Slumped low next to the right-side window, I could see over the front seats just enough to view the night sky through the windshield. What I saw was a dark orange moon that hung just above the horizon and looked as big as a wagon wheel. In the quiet of the car I leaned forward and spoke loudly enough for everyone to hear: "That is the most beautiful moon I've ever seen in my life!"
Mother, turned her head sharply toward Daddy and responded with a sneer in her voice: "Oh, Gawd!"
Daddy looked back at her, gave a little chuckle, and turned his eyes back to the road, the smile still on his face.
That was the entire conversation.
I leaned back in my corner and thought to myself, well, I guess I was being kind of overzealous and dramatic, but I didn't know I sounded that stupid. I made up my mind right then to curtail that kind of enthusiasm in the future. I was almost grown and certainly didn't want to be thought of as silly.
For more than thirty years--nearly forty, now that I'm doing the math--I thought of that incident every time I looked at a beautiful moon or, for that matter, at anything else that tempted me to speak effusively. I always tried to tone it down.
My stepdad died in 1996. One day a year or two after he passed, I sat on the sofa in my mother's East Texas home and listened while she talked about her two marriages. Paul, my biological father, had been a womanizer. She appreciated that Tommy, my stepfather, had not been one.

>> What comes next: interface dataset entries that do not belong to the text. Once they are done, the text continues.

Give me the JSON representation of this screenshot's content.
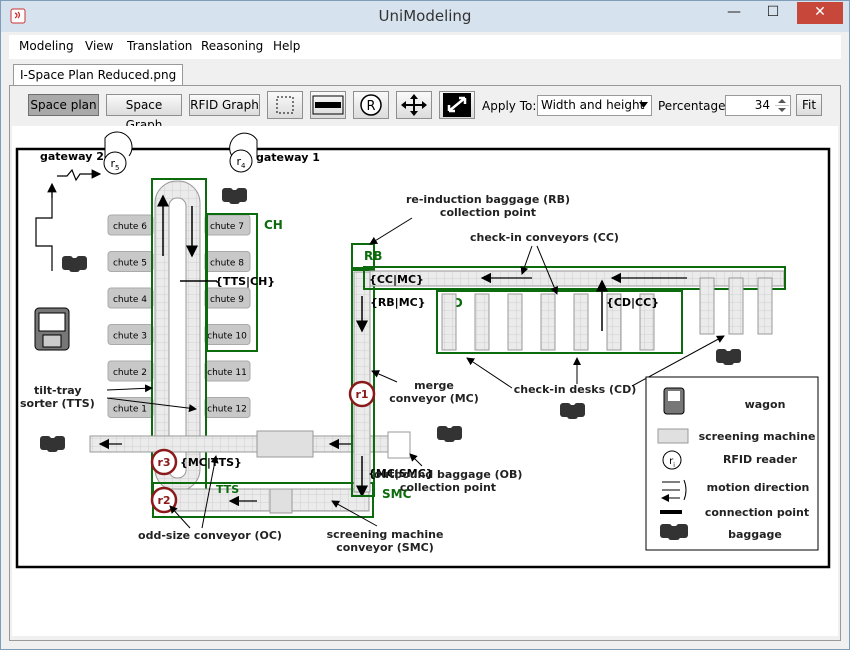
{
  "window": {
    "title": "UniModeling",
    "minimize": "—",
    "maximize": "☐",
    "close": "✕"
  },
  "menu": [
    "Modeling",
    "View",
    "Translation",
    "Reasoning",
    "Help"
  ],
  "tab": {
    "label": "I-Space Plan Reduced.png"
  },
  "toolbar": {
    "space_plan": "Space plan",
    "space_graph": "Space Graph",
    "rfid_graph": "RFID Graph",
    "apply_to_label": "Apply To:",
    "apply_to_value": "Width and height",
    "percentage_label": "Percentage:",
    "percentage_value": "34",
    "fit": "Fit"
  },
  "plan": {
    "gateways": [
      "gateway 2",
      "gateway 1"
    ],
    "reader_subscripts": [
      "5",
      "4"
    ],
    "chutes_left": [
      "chute 6",
      "chute 5",
      "chute 4",
      "chute 3",
      "chute 2",
      "chute 1"
    ],
    "chutes_right": [
      "chute 7",
      "chute 8",
      "chute 9",
      "chute 10",
      "chute 11",
      "chute 12"
    ],
    "zones": {
      "ch": "CH",
      "rb": "RB",
      "cd": "CD",
      "tts": "TTS",
      "smc": "SMC"
    },
    "connections": {
      "tts_ch": "{TTS|CH}",
      "cc_mc": "{CC|MC}",
      "rb_mc": "{RB|MC}",
      "cd_cc": "{CD|CC}",
      "mc_tts": "{MC|TTS}",
      "mc_smc": "{MC|SMC}"
    },
    "readers": [
      "r1",
      "r2",
      "r3"
    ],
    "annotations": {
      "rb_line1": "re-induction baggage (RB)",
      "rb_line2": "collection point",
      "cc": "check-in conveyors (CC)",
      "tts_line1": "tilt-tray",
      "tts_line2": "sorter (TTS)",
      "mc_line1": "merge",
      "mc_line2": "conveyor (MC)",
      "cd": "check-in desks (CD)",
      "ob_line1": "outbound baggage (OB)",
      "ob_line2": "collection point",
      "oc": "odd-size conveyor (OC)",
      "smc_line1": "screening machine",
      "smc_line2": "conveyor (SMC)"
    },
    "legend": [
      "wagon",
      "screening machine",
      "RFID reader",
      "motion direction",
      "connection point",
      "baggage"
    ],
    "legend_reader_sub": "i",
    "colors": {
      "zone": "#0c6b0c",
      "reader": "#8b1a1a",
      "chute": "#c8c8c8",
      "conveyor": "#e6e6e6"
    }
  }
}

"Tommy never cheated on me," she said that day. "He came close to it once when I was pregnant with Joe. He'd gone to the boat club, and it was late, and he hadn't come home. I went down there and found him sitting in a car with some woman. He'd had way too much to drink, and all he kept saying to me was, 'That's the most beautiful moon I've ever seen in my life!'"
My stepsister and I talked on the phone yesterday about those days when we all lived together, and we talked for a while about our assortment of parents. It was the first time I'd ever remembered to tell her this moon story. She laughed hard at the end of it. When I spoke of my astonishment upon realizing that the two words mother uttered that had impacted my life for decades had had absolutely nothing to do with me, she laughed again. "And now," she said, "do you know what I'll think of for the rest of my life when I see a beautiful moon?"

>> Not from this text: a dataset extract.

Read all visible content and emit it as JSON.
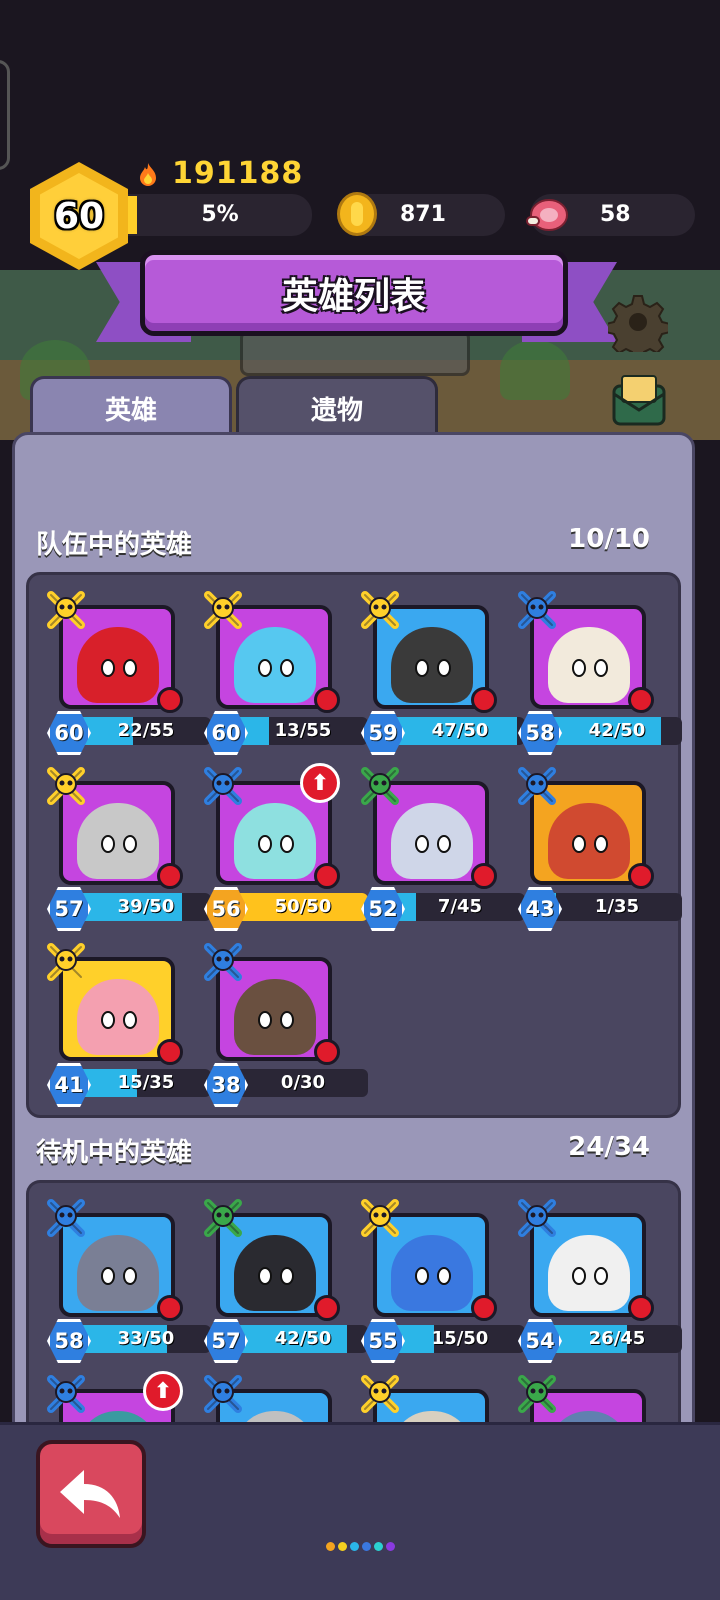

That's what we storytellers do. We break our lives into bite-sized pieces, then we feed them to others and let them chew on them awhile.